The Trump administration Thursday did not go that far.
"Zeroing out the individual mandate penalty should not result in striking important consumer protections", the group said.
"The goal of Texas' lawsuit is to leave Americans without health insurance, forcing them to choose between their health and other needs", says California Attorney General Xavier Becerra.
Regardless of the federal court's ruling-which observers said may come by late summer or early fall-New York state law now protects consumers from such actions by insurers.
The news rallied defenders of the law into action and raised questions among legal scholars about the likelihood it would succeed.
Among them is Andy Kim, a former Obama administration national security aide who is running to unseat New Jersey Republican Representative Tom MacArthur, sponsor of an amendment to the GOP's 2017 Obamacare repeal that allowed states to seek waivers to charge higher premiums to people with preexisting conditions.
But the administration disagrees with that position.
Sessions agreed that the executive branch has a "longstanding tradition of defending the constitutionality of duly enacted statutes if reasonable arguments can be made in their defense". A Justice Department spokeswoman said the lawyers' withdrawal had been a department decision, declining to specify whether the lawyers had personally objected to continuing on the case. Conservatives at the time accused the Justice Department of politicization.
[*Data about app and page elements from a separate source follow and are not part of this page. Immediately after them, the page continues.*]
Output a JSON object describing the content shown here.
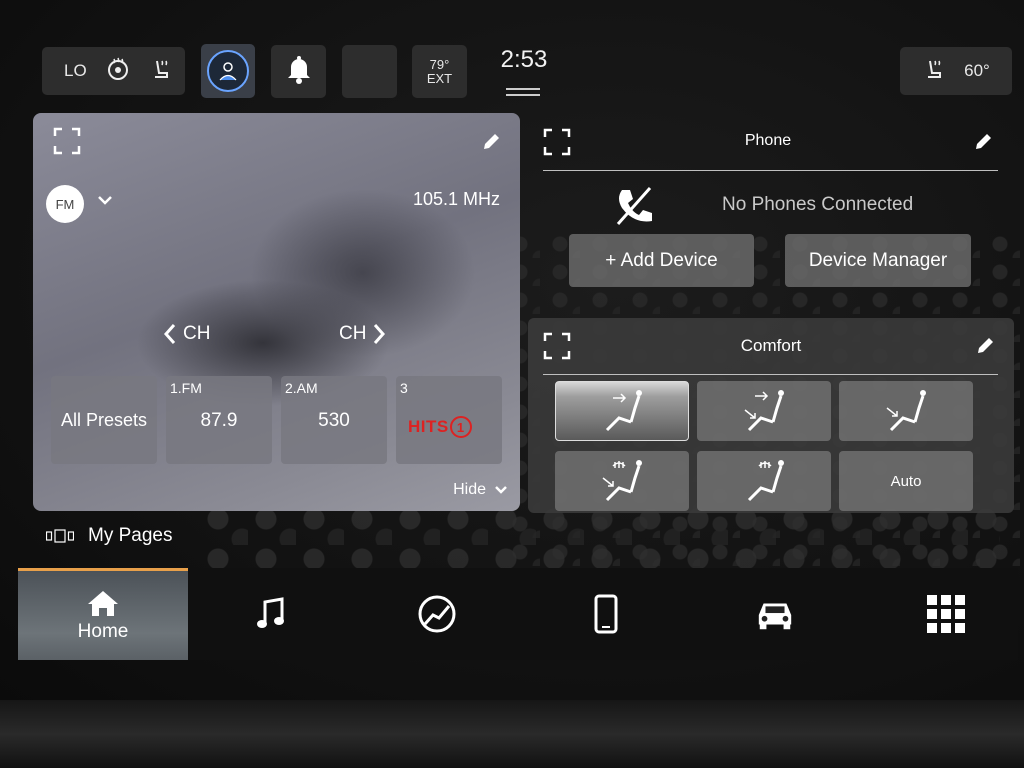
{
  "status_bar": {
    "fan_level": "LO",
    "temp_exterior": "79°",
    "temp_exterior_label": "EXT",
    "clock": "2:53",
    "seat_temp": "60°"
  },
  "radio": {
    "band": "FM",
    "frequency": "105.1 MHz",
    "ch_prev_label": "CH",
    "ch_next_label": "CH",
    "all_presets_label": "All Presets",
    "presets": [
      {
        "number": "1.FM",
        "value": "87.9"
      },
      {
        "number": "2.AM",
        "value": "530"
      },
      {
        "number": "3",
        "logo_text": "HITS",
        "logo_mark": "1"
      }
    ],
    "hide_label": "Hide"
  },
  "phone": {
    "title": "Phone",
    "status": "No Phones Connected",
    "add_device_label": "+ Add Device",
    "device_manager_label": "Device Manager"
  },
  "comfort": {
    "title": "Comfort",
    "auto_label": "Auto"
  },
  "my_pages_label": "My Pages",
  "nav": {
    "home_label": "Home",
    "items": [
      "home-icon",
      "music-icon",
      "controls-icon",
      "phone-icon",
      "vehicle-icon",
      "apps-grid-icon"
    ]
  },
  "colors": {
    "accent": "#e8a04a",
    "driver_ring": "#6aa4ff",
    "hits_red": "#dd2222"
  }
}
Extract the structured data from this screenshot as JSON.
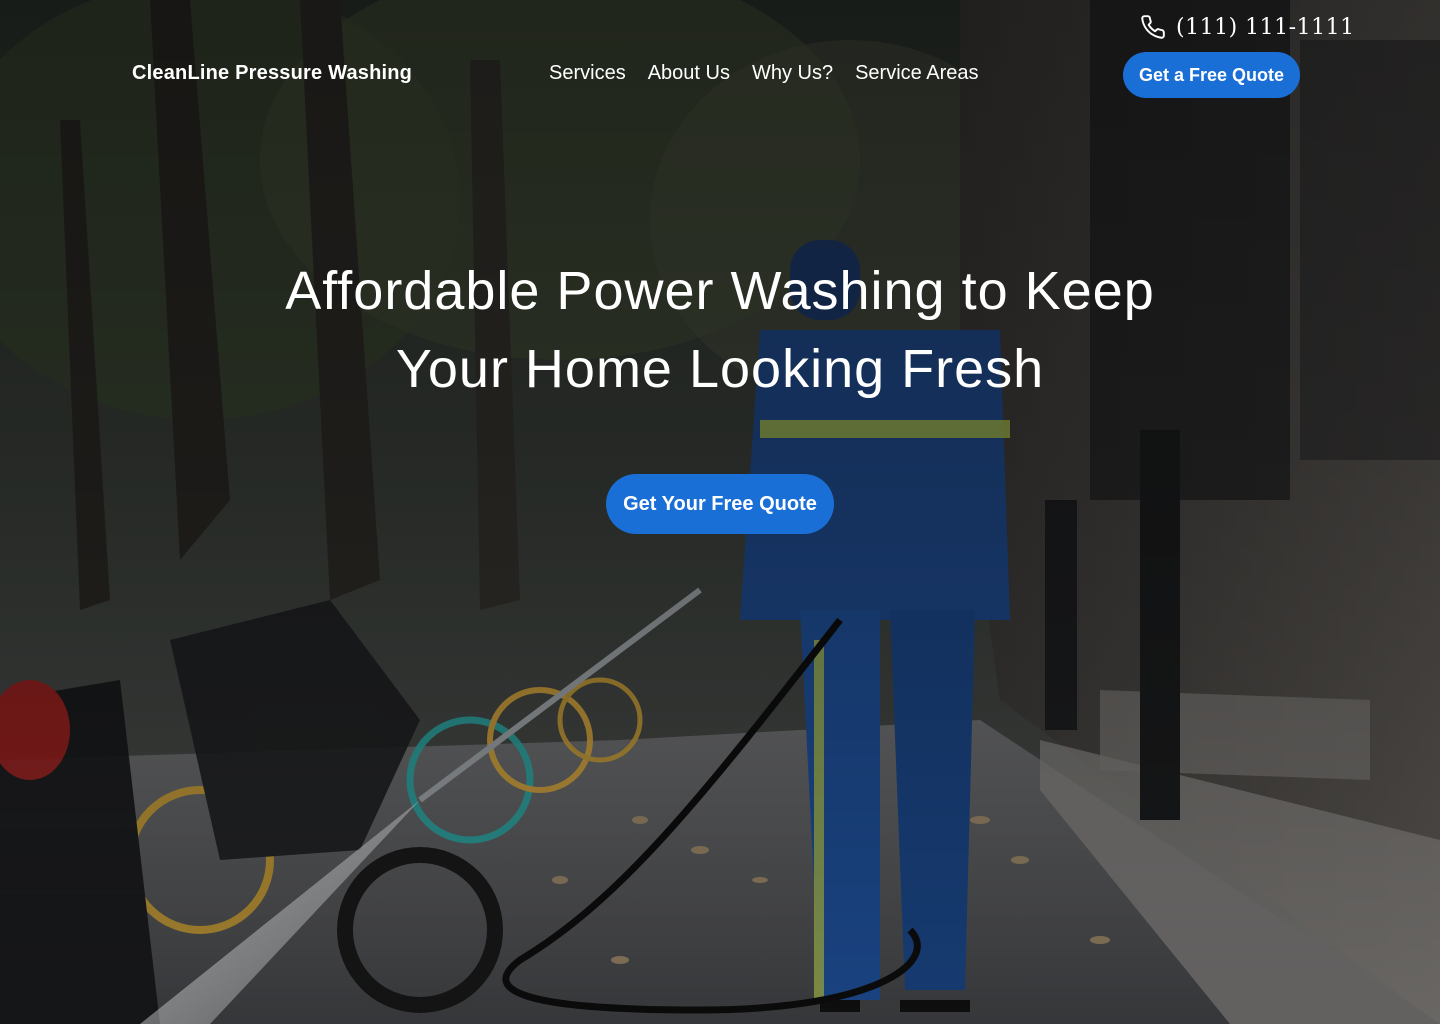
{
  "brand": {
    "name": "CleanLine Pressure Washing"
  },
  "header": {
    "phone": "(111) 111-1111",
    "nav": [
      {
        "label": "Services"
      },
      {
        "label": "About Us"
      },
      {
        "label": "Why Us?"
      },
      {
        "label": "Service Areas"
      }
    ],
    "cta_label": "Get a Free Quote"
  },
  "hero": {
    "headline_line1": "Affordable Power Washing to Keep",
    "headline_line2": "Your Home Looking Fresh",
    "cta_label": "Get Your Free Quote",
    "image_icon": "pressure-washing-photo"
  },
  "colors": {
    "accent": "#1a6fd6",
    "text": "#ffffff"
  },
  "icons": {
    "phone": "phone-icon"
  }
}
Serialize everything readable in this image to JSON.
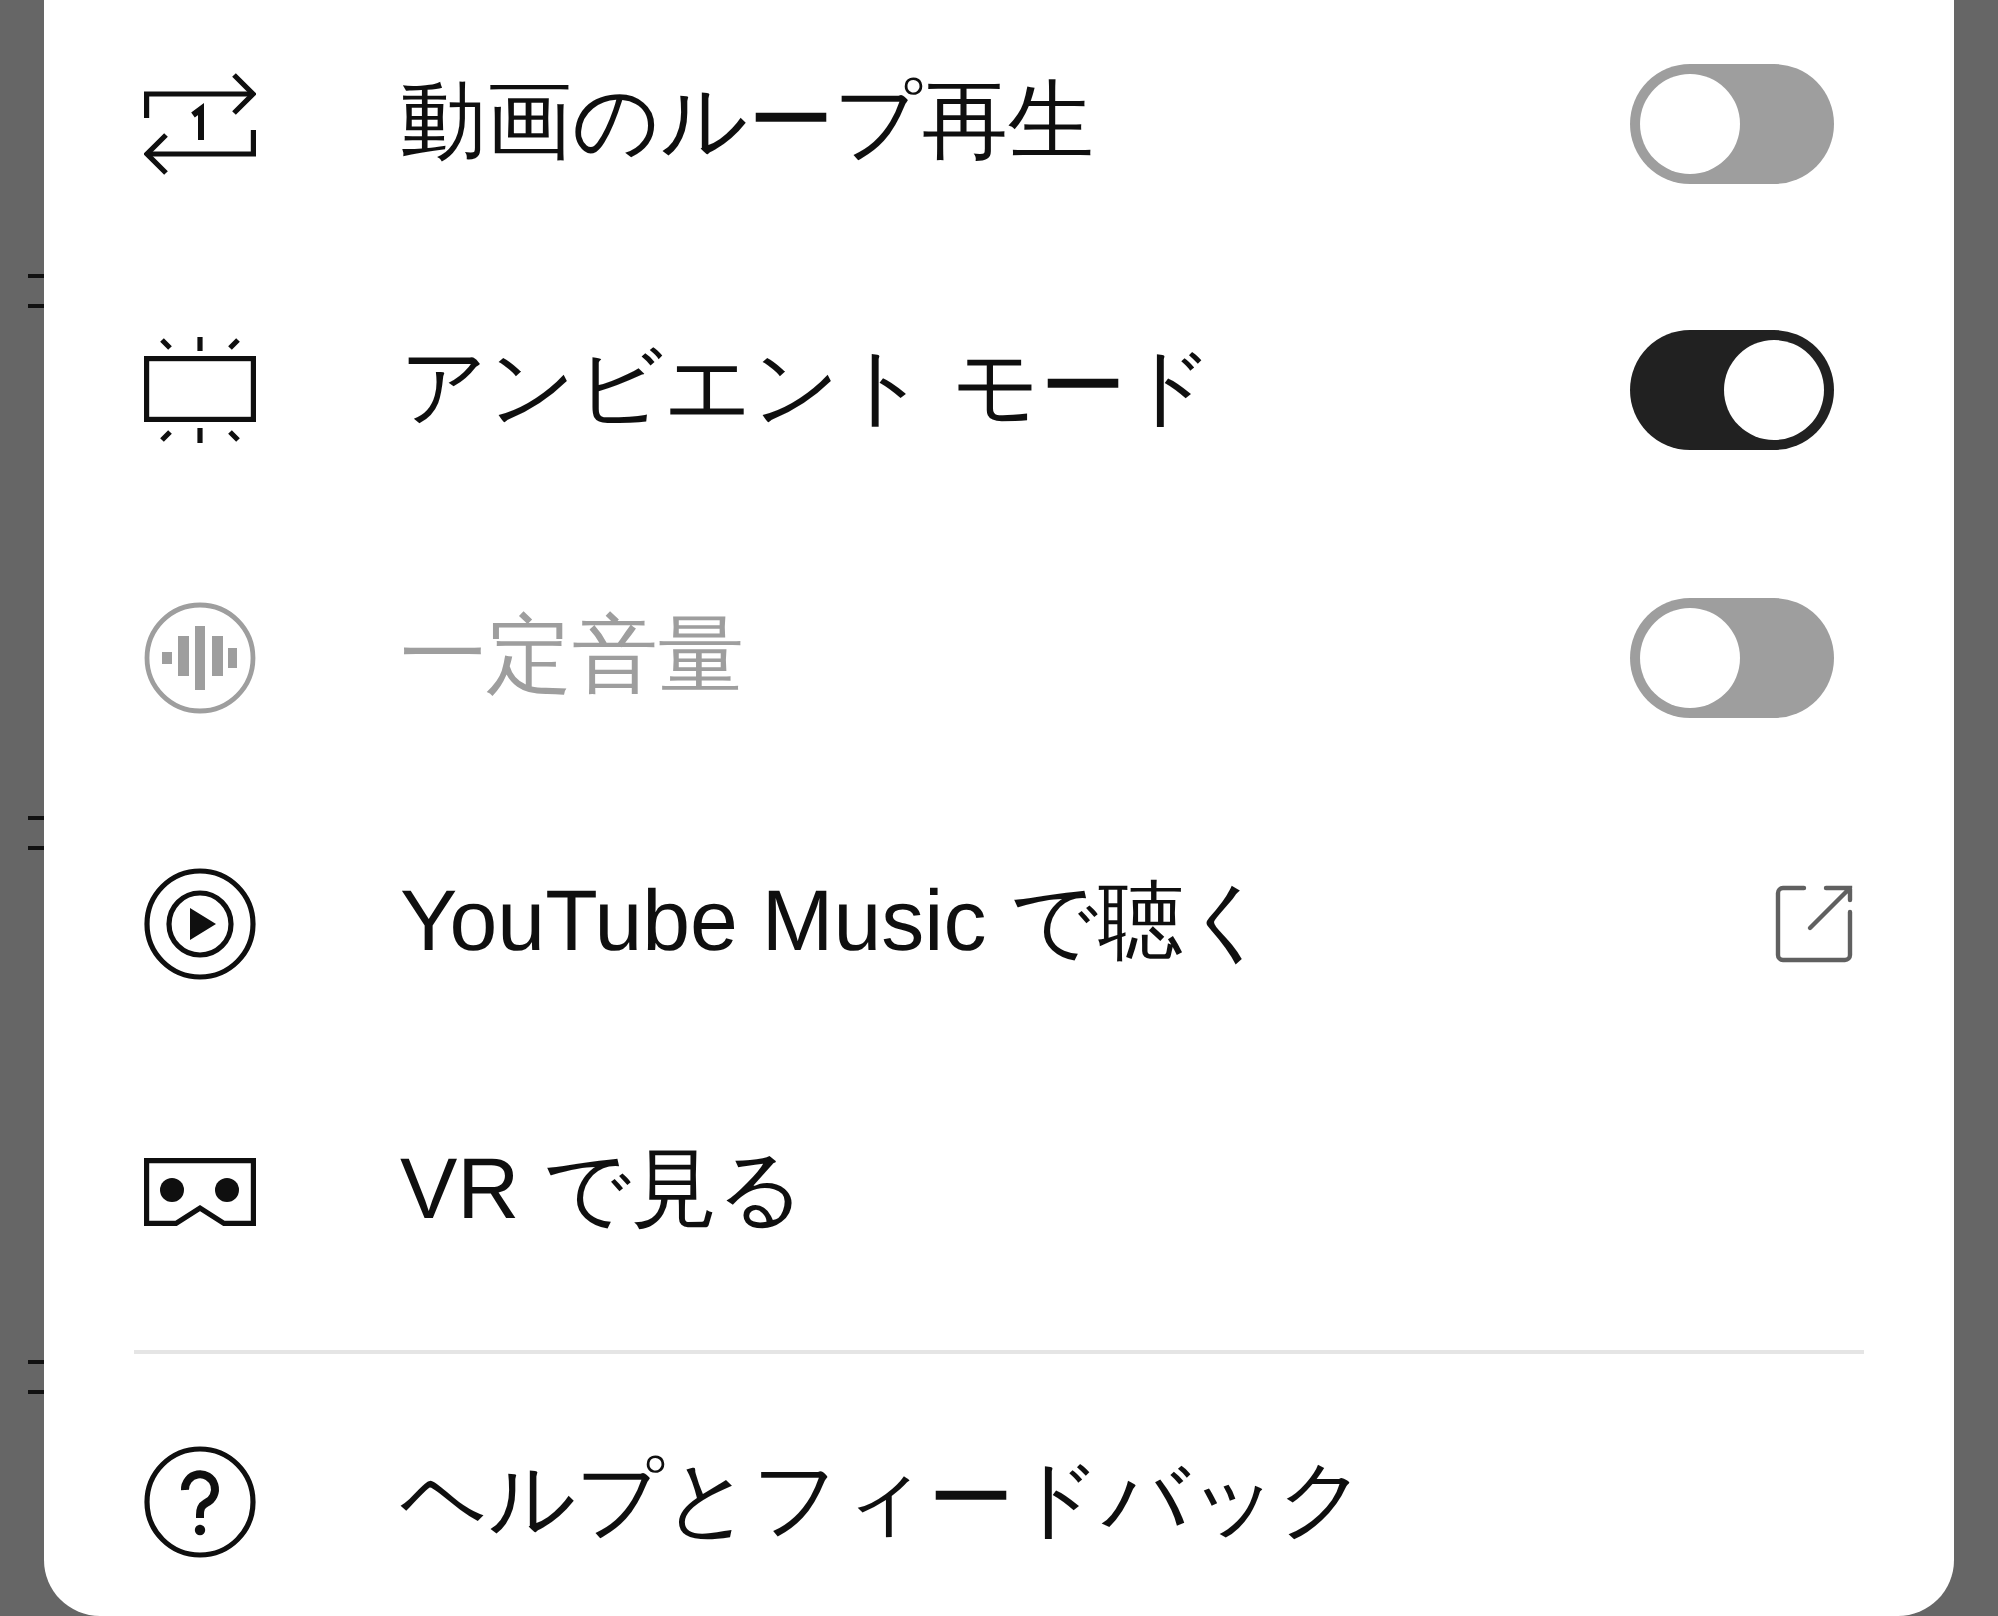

The lawsuit will be heard by U.S. District Judge Reed O'Connor of the Northern District of Texas.
Ironically, the existence of that financial penalty in the law was what had saved the individual insurance mandate from being struck down by the Supreme Court six years ago.